Can you lay out the pictures of the drinks in the way described by the clue cards?

A group of children are discussing the height of a tall tree. How would you go about finding out its height?

In this challenge, you will work in a group to investigate circular fences enclosing trees that are planted in square or triangular arrangements.

If you'd like to know more about Primary Maths Masterclasses, this is the package to read! Find out about current groups in your region or how to set up your own.

For this activity which explores capacity, you will need to collect some bottles and jars.

We went to the cinema and decided to buy some bags of popcorn so we asked about the prices. Investigate how much popcorn each bag holds so find out which we might have bought.

In this activity focusing on capacity, you will need a collection of different jars and bottles.

What happens to the area of a square if you double the length of the sides? Try the same thing with rectangles, diamonds and other shapes. How do the four smaller ones fit into the larger one?

This practical problem challenges you to create shapes and patterns with two different types of triangle. You could even try overlapping them.

Can you recreate this Indian screen pattern? Can you make up similar patterns of your own?

Can you fit the tangram pieces into the outline of this junk?

This problem focuses on Dienes' Logiblocs. What is the same and what is different about these pairs of shapes? Can you describe the shapes in the picture?

Looking at the picture of this Jomista Mat, can you decribe what you see? Why not try and make one yourself?

Kaia is sure that her father has worn a particular tie twice a week in at least five of the last ten weeks, but her father disagrees. Who do you think is right?

Can you make the birds from the egg tangram?

Here's a simple way to make a Tangram without any measuring or ruling lines.

Ideas for practical ways of representing data such as Venn and Carroll diagrams.

NRICH December 2006 advent calendar - a new tangram for each day in the run-up to Christmas.

Can you make the most extraordinary, the most amazing, the most unusual patterns/designs from these triangles which are made in a special way?

Have a go at drawing these stars which use six points drawn around a circle. Perhaps you can create your own designs?

Can you see which tile is the odd one out in this design? Using the basic tile, can you make a repeating pattern to decorate our wall?

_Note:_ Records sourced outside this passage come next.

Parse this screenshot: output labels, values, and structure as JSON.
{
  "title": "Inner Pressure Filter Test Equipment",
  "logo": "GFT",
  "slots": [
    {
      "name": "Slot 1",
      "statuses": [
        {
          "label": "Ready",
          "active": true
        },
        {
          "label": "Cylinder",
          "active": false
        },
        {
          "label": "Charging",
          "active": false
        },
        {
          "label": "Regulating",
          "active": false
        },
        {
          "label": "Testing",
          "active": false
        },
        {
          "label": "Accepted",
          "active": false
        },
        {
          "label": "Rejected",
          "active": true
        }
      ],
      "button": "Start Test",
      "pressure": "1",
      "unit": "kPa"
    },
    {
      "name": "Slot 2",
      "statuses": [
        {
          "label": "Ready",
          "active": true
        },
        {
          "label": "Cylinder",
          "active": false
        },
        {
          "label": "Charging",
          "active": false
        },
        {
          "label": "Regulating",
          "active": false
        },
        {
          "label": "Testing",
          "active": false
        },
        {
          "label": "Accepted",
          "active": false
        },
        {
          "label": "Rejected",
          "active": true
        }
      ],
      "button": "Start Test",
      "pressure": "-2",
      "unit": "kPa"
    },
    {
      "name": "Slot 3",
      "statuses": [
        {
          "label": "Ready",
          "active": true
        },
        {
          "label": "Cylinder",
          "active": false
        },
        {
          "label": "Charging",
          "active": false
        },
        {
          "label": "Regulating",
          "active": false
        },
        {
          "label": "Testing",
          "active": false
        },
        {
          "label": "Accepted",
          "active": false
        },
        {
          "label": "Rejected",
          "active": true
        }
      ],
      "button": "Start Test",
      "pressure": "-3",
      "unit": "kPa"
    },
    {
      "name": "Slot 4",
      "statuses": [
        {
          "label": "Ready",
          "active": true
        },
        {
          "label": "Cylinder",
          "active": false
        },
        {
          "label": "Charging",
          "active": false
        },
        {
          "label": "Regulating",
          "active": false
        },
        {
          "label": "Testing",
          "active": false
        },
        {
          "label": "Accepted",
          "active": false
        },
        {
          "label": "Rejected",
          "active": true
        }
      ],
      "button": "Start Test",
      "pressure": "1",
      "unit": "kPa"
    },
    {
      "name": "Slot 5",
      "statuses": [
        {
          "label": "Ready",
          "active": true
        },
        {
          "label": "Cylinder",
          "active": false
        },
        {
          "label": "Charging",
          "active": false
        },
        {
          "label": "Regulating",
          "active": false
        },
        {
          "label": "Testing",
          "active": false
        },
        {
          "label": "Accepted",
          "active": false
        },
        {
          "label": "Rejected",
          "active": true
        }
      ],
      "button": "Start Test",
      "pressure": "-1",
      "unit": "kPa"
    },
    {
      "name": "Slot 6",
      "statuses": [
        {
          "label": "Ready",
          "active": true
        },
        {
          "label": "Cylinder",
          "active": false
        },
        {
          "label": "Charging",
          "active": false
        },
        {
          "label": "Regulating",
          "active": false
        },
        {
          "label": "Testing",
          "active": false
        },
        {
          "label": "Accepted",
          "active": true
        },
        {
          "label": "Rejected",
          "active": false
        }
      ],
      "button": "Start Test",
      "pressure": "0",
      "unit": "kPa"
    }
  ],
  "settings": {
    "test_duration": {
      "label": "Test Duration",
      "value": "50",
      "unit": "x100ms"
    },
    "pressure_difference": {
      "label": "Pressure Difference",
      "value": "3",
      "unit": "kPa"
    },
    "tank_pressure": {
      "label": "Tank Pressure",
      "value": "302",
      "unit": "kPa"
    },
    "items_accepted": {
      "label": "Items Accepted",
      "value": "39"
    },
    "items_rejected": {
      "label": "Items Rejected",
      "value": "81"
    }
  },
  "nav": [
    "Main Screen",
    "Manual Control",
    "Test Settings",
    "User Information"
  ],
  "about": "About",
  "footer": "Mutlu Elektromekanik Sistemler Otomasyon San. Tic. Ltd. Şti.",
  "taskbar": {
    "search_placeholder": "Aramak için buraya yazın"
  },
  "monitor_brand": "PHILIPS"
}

Follow the diagrams to make this patchwork piece, based on an octagon in a square.

Can you fit the tangram pieces into the outline of Little Fung at the table?

Can you fit the tangram pieces into the outlines of Mai Ling and Chi Wing?

Can you fit the tangram pieces into the outline of this shape. How would you describe it?

Can you fit the tangram pieces into the outlines of the candle and sundial?

Can you fit the tangram pieces into the outlines of the workmen?

Can you fit the tangram pieces into the outline of these rabbits?

Can you fit the tangram pieces into the outline of Little Ming and Little Fung dancing?

Can you fit the tangram pieces into the outlines of the chairs?

Can you fit the tangram pieces into the outlines of the lobster, yacht and cyclist?

Use the lines on this figure to show how the square can be divided into 2 halves, 3 thirds, 6 sixths and 9 ninths.

Can you fit the tangram pieces into the outline of Little Ming playing the board game?

Can you fit the tangram pieces into the outline of this brazier for roasting chestnuts?

Can you fit the tangram pieces into the outlines of these people?

Can you fit the tangram pieces into the outline of the child walking home from school?

Can you fit the tangram pieces into the outlines of these clocks?

Can you fit the tangram pieces into the outline of this telephone?

Exploring and predicting folding, cutting and punching holes and making spirals.

Make new patterns from simple turning instructions. You can have a go using pencil and paper or with a floor robot.

This is a simple paper-folding activity that gives an intriguing result which you can then investigate further.

How can you make a curve from straight strips of paper?

This practical activity challenges you to create symmetrical designs by cutting a square into strips.

Take a rectangle of paper and fold it in half, and half again, to make four smaller rectangles. How many different ways can you fold it up?

The challenge for you is to make a string of six (or more!) graded cubes.

What is the largest number of circles we can fit into the frame without them overlapping? How do you know? What will happen if you try the other shapes?

Watch the video to see how to fold a square of paper to create a flower. What fraction of the piece of paper is the small triangle?

You will need a long strip of paper for this task. Cut it into different lengths. How could you find out how long each piece is?

Can you describe a piece of paper clearly enough for your partner to know which piece it is?